*LISTED RECORDS*:
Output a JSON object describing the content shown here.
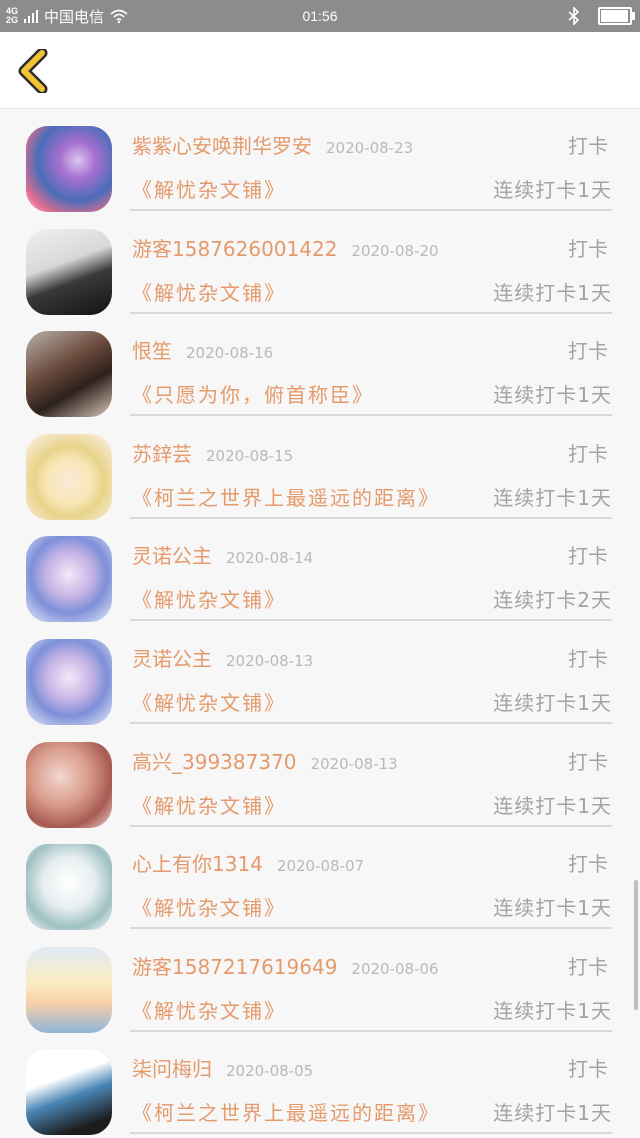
{
  "status_bar": {
    "net_top": "4G",
    "net_bottom": "2G",
    "carrier": "中国电信",
    "time": "01:56",
    "battery_level": 0.9
  },
  "header": {
    "back_icon": "chevron-left-icon",
    "accent": "#f1c232"
  },
  "colors": {
    "name": "#e59a6b",
    "secondary": "#a3a3a3"
  },
  "entries": [
    {
      "name": "紫紫心安唤荆华罗安",
      "date": "2020-08-23",
      "action": "打卡",
      "book": "《解忧杂文铺》",
      "streak": "连续打卡1天",
      "avatar": "avatar-fantasy-art"
    },
    {
      "name": "游客1587626001422",
      "date": "2020-08-20",
      "action": "打卡",
      "book": "《解忧杂文铺》",
      "streak": "连续打卡1天",
      "avatar": "avatar-selfie"
    },
    {
      "name": "恨笙",
      "date": "2020-08-16",
      "action": "打卡",
      "book": "《只愿为你，俯首称臣》",
      "streak": "连续打卡1天",
      "avatar": "avatar-girl-portrait"
    },
    {
      "name": "苏鋅芸",
      "date": "2020-08-15",
      "action": "打卡",
      "book": "《柯兰之世界上最遥远的距离》",
      "streak": "连续打卡1天",
      "avatar": "avatar-anime-blonde"
    },
    {
      "name": "灵诺公主",
      "date": "2020-08-14",
      "action": "打卡",
      "book": "《解忧杂文铺》",
      "streak": "连续打卡2天",
      "avatar": "avatar-anime-princess"
    },
    {
      "name": "灵诺公主",
      "date": "2020-08-13",
      "action": "打卡",
      "book": "《解忧杂文铺》",
      "streak": "连续打卡1天",
      "avatar": "avatar-anime-princess"
    },
    {
      "name": "高兴_399387370",
      "date": "2020-08-13",
      "action": "打卡",
      "book": "《解忧杂文铺》",
      "streak": "连续打卡1天",
      "avatar": "avatar-girl-flowers"
    },
    {
      "name": "心上有你1314",
      "date": "2020-08-07",
      "action": "打卡",
      "book": "《解忧杂文铺》",
      "streak": "连续打卡1天",
      "avatar": "avatar-anime-white"
    },
    {
      "name": "游客1587217619649",
      "date": "2020-08-06",
      "action": "打卡",
      "book": "《解忧杂文铺》",
      "streak": "连续打卡1天",
      "avatar": "avatar-anime-twins"
    },
    {
      "name": "柒问梅归",
      "date": "2020-08-05",
      "action": "打卡",
      "book": "《柯兰之世界上最遥远的距离》",
      "streak": "连续打卡1天",
      "avatar": "avatar-sketch-art"
    }
  ]
}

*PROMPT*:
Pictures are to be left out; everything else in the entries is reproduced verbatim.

*EXERCISE OUTPUT*:
Output a JSON object describing the content shown here.
{
  "status_bar": {
    "net_top": "4G",
    "net_bottom": "2G",
    "carrier": "中国电信",
    "time": "01:56",
    "battery_level": 0.9
  },
  "header": {
    "back_icon": "chevron-left-icon",
    "accent": "#f1c232"
  },
  "colors": {
    "name": "#e59a6b",
    "secondary": "#a3a3a3"
  },
  "entries": [
    {
      "name": "紫紫心安唤荆华罗安",
      "date": "2020-08-23",
      "action": "打卡",
      "book": "《解忧杂文铺》",
      "streak": "连续打卡1天",
      "avatar": "avatar-fantasy-art"
    },
    {
      "name": "游客1587626001422",
      "date": "2020-08-20",
      "action": "打卡",
      "book": "《解忧杂文铺》",
      "streak": "连续打卡1天",
      "avatar": "avatar-selfie"
    },
    {
      "name": "恨笙",
      "date": "2020-08-16",
      "action": "打卡",
      "book": "《只愿为你，俯首称臣》",
      "streak": "连续打卡1天",
      "avatar": "avatar-girl-portrait"
    },
    {
      "name": "苏鋅芸",
      "date": "2020-08-15",
      "action": "打卡",
      "book": "《柯兰之世界上最遥远的距离》",
      "streak": "连续打卡1天",
      "avatar": "avatar-anime-blonde"
    },
    {
      "name": "灵诺公主",
      "date": "2020-08-14",
      "action": "打卡",
      "book": "《解忧杂文铺》",
      "streak": "连续打卡2天",
      "avatar": "avatar-anime-princess"
    },
    {
      "name": "灵诺公主",
      "date": "2020-08-13",
      "action": "打卡",
      "book": "《解忧杂文铺》",
      "streak": "连续打卡1天",
      "avatar": "avatar-anime-princess"
    },
    {
      "name": "高兴_399387370",
      "date": "2020-08-13",
      "action": "打卡",
      "book": "《解忧杂文铺》",
      "streak": "连续打卡1天",
      "avatar": "avatar-girl-flowers"
    },
    {
      "name": "心上有你1314",
      "date": "2020-08-07",
      "action": "打卡",
      "book": "《解忧杂文铺》",
      "streak": "连续打卡1天",
      "avatar": "avatar-anime-white"
    },
    {
      "name": "游客1587217619649",
      "date": "2020-08-06",
      "action": "打卡",
      "book": "《解忧杂文铺》",
      "streak": "连续打卡1天",
      "avatar": "avatar-anime-twins"
    },
    {
      "name": "柒问梅归",
      "date": "2020-08-05",
      "action": "打卡",
      "book": "《柯兰之世界上最遥远的距离》",
      "streak": "连续打卡1天",
      "avatar": "avatar-sketch-art"
    }
  ]
}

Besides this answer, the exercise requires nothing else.